◆ **Exercise aim**
Find every line in the records that holds the string "Race". Copy each one.

[Entries from a dataset of interfaces]
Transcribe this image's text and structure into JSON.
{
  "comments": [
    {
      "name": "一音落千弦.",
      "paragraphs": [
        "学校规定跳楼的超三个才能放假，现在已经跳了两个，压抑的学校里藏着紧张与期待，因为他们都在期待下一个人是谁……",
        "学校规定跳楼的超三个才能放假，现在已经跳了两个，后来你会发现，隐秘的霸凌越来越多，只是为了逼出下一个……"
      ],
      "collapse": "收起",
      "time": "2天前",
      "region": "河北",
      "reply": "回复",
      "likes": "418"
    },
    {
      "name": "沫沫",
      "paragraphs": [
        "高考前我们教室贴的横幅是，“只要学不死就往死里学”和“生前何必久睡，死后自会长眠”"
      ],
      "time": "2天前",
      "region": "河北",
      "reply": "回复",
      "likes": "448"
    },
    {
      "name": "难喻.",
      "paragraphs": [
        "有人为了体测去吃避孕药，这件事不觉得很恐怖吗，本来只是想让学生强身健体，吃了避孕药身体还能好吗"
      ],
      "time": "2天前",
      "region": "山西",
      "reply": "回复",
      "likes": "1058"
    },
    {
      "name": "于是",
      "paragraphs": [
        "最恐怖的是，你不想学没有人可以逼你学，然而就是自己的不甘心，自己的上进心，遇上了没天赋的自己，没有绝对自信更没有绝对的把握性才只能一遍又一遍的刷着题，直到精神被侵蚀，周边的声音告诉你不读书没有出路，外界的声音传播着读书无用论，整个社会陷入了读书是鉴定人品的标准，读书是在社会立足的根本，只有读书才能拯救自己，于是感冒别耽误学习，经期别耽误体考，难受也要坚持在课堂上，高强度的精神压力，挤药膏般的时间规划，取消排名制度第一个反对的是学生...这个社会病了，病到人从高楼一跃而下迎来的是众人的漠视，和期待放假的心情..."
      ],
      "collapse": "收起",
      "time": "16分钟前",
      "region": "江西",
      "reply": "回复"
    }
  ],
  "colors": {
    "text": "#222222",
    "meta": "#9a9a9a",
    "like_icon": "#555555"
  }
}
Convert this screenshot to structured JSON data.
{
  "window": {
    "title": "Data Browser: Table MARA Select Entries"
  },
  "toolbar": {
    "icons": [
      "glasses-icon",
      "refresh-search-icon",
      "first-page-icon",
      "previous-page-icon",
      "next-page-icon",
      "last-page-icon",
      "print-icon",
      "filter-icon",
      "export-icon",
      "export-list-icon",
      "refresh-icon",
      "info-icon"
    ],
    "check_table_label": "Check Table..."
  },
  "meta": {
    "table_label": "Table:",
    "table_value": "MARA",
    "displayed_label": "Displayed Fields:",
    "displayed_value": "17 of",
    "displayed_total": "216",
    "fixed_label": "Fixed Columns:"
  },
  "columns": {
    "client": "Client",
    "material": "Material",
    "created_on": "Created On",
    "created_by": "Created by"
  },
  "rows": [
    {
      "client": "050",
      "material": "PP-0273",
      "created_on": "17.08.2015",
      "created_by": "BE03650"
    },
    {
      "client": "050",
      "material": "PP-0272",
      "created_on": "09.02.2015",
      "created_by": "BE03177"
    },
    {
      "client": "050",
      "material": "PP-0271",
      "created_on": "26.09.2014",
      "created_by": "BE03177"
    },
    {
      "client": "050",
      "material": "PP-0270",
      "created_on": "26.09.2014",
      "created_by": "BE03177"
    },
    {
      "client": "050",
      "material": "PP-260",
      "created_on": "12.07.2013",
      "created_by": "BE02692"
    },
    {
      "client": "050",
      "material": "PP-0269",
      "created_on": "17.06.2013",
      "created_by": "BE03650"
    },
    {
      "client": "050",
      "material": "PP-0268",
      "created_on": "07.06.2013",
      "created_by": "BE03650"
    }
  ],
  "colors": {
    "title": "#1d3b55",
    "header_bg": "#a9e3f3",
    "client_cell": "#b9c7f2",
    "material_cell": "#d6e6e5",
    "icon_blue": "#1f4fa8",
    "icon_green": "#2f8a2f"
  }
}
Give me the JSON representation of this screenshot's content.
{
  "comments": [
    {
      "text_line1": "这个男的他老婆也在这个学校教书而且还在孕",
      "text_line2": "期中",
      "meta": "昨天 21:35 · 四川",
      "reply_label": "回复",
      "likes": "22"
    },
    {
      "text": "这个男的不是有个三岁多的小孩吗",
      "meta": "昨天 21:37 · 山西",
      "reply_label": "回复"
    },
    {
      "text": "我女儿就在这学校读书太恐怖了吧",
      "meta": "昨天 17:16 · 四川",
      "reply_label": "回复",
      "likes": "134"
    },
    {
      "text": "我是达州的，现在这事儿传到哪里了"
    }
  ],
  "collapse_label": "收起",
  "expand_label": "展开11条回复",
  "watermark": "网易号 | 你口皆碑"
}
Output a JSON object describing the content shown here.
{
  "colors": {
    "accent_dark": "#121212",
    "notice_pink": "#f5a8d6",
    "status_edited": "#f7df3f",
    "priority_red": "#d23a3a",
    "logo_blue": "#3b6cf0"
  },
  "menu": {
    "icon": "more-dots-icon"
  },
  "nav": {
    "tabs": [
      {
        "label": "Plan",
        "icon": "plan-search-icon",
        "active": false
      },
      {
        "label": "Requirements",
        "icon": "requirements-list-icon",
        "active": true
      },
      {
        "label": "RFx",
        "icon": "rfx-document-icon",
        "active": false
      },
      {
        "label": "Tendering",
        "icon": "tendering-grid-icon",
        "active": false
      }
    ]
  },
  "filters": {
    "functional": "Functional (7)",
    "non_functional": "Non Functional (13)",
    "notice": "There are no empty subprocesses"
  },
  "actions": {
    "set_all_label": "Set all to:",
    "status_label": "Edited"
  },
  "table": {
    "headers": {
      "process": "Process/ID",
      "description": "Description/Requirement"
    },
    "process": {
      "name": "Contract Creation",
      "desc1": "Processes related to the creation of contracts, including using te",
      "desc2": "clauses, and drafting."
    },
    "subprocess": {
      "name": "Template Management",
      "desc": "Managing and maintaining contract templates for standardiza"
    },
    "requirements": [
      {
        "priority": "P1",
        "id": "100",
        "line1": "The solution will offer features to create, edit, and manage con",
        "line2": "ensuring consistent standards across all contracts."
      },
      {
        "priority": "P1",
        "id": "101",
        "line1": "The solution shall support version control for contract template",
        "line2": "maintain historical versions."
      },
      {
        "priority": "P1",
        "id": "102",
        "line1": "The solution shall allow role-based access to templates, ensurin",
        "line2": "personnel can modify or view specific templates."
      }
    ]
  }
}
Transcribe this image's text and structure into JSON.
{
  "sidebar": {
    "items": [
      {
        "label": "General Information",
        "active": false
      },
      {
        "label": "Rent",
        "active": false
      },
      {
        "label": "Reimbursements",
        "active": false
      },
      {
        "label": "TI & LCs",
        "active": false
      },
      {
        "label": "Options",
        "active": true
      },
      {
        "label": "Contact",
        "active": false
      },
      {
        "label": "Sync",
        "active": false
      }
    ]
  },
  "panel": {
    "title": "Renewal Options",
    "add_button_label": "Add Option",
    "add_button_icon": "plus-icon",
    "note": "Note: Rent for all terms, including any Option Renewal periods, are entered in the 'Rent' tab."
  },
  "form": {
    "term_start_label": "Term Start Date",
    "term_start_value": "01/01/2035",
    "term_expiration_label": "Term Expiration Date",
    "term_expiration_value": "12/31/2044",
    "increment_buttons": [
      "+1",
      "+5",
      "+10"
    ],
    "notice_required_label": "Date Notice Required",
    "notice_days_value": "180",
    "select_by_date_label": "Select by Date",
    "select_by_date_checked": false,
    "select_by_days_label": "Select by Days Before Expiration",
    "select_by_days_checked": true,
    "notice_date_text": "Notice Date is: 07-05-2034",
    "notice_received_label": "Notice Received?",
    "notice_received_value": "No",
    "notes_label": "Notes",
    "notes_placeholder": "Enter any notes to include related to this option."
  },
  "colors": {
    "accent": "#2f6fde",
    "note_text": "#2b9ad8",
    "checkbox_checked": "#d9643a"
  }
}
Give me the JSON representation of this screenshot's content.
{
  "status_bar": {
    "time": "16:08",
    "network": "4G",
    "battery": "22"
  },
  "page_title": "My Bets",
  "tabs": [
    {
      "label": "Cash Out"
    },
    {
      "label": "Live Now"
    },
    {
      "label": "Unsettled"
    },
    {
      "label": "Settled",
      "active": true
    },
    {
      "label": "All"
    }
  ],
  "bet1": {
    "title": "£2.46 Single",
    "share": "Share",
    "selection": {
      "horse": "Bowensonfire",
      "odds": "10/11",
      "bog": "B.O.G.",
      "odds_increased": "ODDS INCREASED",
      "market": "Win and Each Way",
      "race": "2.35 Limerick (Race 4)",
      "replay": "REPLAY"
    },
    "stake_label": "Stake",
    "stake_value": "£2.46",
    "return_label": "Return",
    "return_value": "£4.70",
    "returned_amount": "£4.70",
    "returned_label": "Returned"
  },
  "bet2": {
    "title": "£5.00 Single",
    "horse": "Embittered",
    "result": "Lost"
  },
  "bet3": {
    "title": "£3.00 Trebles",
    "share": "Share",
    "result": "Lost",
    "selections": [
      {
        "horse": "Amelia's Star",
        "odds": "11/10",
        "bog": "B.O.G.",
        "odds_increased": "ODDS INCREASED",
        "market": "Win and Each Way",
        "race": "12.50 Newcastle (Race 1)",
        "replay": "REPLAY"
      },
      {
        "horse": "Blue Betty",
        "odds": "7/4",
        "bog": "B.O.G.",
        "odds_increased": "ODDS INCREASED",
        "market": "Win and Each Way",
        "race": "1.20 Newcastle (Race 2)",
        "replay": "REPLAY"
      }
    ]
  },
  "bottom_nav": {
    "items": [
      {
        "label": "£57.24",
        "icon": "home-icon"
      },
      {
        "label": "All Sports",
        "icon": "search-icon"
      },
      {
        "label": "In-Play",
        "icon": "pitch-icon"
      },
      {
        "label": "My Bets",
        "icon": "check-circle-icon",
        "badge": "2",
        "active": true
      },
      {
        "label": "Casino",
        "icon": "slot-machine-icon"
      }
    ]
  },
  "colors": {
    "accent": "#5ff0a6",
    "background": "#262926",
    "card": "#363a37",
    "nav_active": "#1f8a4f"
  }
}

◆ **Solved exercise**
      "race": "2.35 Limerick (Race 4)",
        "race": "12.50 Newcastle (Race 1)",
        "race": "1.20 Newcastle (Race 2)",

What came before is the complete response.